Writing about oil production and price is always delicate as many aspects are touched. The title of this document could easily be changed in: "Curious case of Iran Waivers" or, better "A storm in a teacup". Iran's total export is less than 3% of global production but 13.3% of the largest producer Saudi Arabia, BUT and above all, China is the largest importer and is the destination of 50% of Iran's exports.
While most western economies have already reduced to zero import from Iran, the "elephant in the room" is China as it imports almost 50% of Iran's production. We expect that the main consequence of this decision on waivers will impact the trade negotiations between the US and China. Secondary to this but equally important are the short term implication on the US equities.
The full story
For those who are still in the post-Easter mood and missed the latest headlines, the US administration via the Secretary of State Mike Pompeo announced that the waivers granted on October 2018 to eight countries allowing oil import from Iran will not be renewed.
Short term consequences
The immediate consequence of this decision is the fear of a restriction of supply, our thoughts immediately go to US inflation than to the price of real assets. An increase in US inflation expectation is, usually, supportive of tangible assets prices in the short term. (It is one of the stated aims of the US President to stretch the current cycle and equity bull market as much as possible. Ideally, we say, to the 2020 elections). The chain of cause and effect can be simplified as follows:

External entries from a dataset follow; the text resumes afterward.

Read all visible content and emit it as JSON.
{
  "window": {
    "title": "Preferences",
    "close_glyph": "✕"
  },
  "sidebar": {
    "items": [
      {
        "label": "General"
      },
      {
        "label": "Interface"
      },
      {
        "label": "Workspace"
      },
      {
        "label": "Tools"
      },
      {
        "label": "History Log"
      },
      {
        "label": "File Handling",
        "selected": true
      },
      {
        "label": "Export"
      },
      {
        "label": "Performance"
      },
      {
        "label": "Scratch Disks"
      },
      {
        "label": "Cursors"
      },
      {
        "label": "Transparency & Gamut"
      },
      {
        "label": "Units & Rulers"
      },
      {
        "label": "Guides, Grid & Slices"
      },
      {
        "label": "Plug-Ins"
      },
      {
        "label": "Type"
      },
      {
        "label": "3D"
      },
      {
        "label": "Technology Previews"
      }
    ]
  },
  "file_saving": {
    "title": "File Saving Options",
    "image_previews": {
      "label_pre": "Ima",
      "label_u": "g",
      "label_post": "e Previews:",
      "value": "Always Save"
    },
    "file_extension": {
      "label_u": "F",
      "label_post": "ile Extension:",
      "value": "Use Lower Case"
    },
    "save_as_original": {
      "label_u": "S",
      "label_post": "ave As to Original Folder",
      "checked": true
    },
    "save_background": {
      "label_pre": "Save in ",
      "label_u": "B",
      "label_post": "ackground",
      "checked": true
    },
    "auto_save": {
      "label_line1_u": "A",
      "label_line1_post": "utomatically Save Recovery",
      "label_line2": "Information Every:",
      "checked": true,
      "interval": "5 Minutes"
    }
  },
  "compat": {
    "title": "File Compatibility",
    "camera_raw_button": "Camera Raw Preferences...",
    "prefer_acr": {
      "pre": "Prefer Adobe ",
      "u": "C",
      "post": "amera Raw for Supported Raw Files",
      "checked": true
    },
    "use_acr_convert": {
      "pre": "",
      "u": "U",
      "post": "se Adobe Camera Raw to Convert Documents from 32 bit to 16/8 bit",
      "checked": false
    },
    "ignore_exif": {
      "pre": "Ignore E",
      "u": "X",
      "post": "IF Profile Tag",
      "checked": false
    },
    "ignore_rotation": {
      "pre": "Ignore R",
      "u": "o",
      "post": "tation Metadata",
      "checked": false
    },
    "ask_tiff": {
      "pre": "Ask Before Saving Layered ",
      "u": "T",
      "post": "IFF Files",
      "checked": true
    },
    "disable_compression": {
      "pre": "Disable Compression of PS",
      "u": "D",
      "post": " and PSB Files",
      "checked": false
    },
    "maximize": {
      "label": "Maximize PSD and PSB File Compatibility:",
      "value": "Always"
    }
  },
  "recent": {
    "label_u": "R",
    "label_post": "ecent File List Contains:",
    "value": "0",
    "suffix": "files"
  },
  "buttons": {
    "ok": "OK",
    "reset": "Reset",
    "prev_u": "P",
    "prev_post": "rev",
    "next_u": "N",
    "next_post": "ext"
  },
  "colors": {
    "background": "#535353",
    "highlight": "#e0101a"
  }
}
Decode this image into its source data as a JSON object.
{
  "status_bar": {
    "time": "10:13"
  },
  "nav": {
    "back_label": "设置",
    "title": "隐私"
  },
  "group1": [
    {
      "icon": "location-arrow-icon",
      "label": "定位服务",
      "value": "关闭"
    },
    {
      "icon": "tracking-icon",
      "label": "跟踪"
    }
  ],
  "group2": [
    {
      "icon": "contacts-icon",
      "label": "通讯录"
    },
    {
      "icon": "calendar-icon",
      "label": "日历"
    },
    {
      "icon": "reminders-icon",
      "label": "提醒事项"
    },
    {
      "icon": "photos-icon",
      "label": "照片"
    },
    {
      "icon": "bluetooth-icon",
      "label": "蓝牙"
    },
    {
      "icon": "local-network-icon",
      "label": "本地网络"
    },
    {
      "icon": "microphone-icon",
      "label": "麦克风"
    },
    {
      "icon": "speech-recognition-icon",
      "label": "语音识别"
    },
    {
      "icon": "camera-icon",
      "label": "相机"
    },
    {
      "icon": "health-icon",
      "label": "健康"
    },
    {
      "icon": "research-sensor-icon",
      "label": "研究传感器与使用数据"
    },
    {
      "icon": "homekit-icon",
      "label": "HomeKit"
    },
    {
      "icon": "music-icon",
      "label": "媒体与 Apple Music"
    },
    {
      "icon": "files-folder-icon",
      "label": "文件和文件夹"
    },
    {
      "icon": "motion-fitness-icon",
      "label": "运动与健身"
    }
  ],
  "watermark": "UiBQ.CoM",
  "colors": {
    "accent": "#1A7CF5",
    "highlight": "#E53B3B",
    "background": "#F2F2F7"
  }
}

Eventually, a rise in the price of oil takes its toll on the real economy or, if inflation actually goes up, the FED will become more hawkish.
The left chart shows a simplification of the cause-effect chain of events. Both the time frame and the transmission mechanism is uncertain but, a first conclusion could be that short term this announcement could be supportive for risky assets like US equities.
The elephant in the room: a more detailed watch.
Iran's total export is less than 1.5% of global production, but 13.3% of the largest producer Saudi Arabia and, China import almost 50% of Iran's output.*
Iran exports have already plunged significantly since the historical peak in April 2018 (see attachments). Many countries have already substantially reduced or brought to zero import from Iran (see table on the left). Saudi Arabia pledged to ensure oil supply should Iran export collapse. Therefore, while we agree that turbulence in the marginal available quantity could have unexpected consequences, the main result of this decision is to bring another card to the table of the trade negotiations between US and China.
Trend of the price of Brent from 2018
Brent future curve. Live and 6 months ago
* Please note that an "unknown" category for 17% of total exports appeared in February this year.